Component data from apps and pages:
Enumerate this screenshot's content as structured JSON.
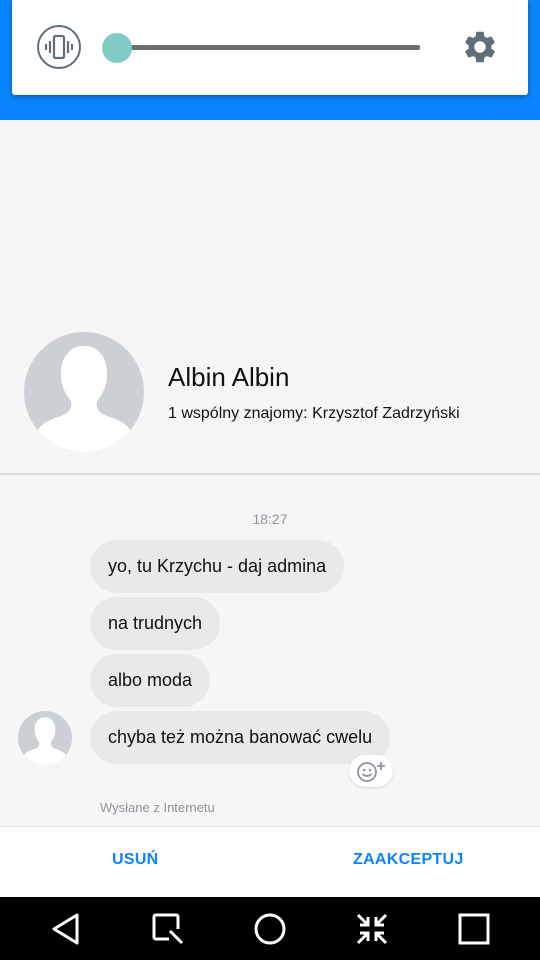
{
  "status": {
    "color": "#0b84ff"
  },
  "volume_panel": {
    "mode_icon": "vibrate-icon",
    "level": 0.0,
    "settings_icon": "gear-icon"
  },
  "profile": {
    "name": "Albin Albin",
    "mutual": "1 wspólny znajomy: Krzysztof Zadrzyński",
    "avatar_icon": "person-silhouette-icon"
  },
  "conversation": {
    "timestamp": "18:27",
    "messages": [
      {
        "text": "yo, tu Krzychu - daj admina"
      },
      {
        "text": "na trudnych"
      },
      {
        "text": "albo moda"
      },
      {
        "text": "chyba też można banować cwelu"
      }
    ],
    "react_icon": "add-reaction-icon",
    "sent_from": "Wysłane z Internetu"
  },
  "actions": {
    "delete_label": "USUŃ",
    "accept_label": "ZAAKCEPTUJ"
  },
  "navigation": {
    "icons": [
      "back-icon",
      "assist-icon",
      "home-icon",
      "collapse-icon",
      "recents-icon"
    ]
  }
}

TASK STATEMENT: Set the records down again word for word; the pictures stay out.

ANSWER SECTION:
Enumerate this screenshot's content as structured JSON.
{
  "status": {
    "color": "#0b84ff"
  },
  "volume_panel": {
    "mode_icon": "vibrate-icon",
    "level": 0.0,
    "settings_icon": "gear-icon"
  },
  "profile": {
    "name": "Albin Albin",
    "mutual": "1 wspólny znajomy: Krzysztof Zadrzyński",
    "avatar_icon": "person-silhouette-icon"
  },
  "conversation": {
    "timestamp": "18:27",
    "messages": [
      {
        "text": "yo, tu Krzychu - daj admina"
      },
      {
        "text": "na trudnych"
      },
      {
        "text": "albo moda"
      },
      {
        "text": "chyba też można banować cwelu"
      }
    ],
    "react_icon": "add-reaction-icon",
    "sent_from": "Wysłane z Internetu"
  },
  "actions": {
    "delete_label": "USUŃ",
    "accept_label": "ZAAKCEPTUJ"
  },
  "navigation": {
    "icons": [
      "back-icon",
      "assist-icon",
      "home-icon",
      "collapse-icon",
      "recents-icon"
    ]
  }
}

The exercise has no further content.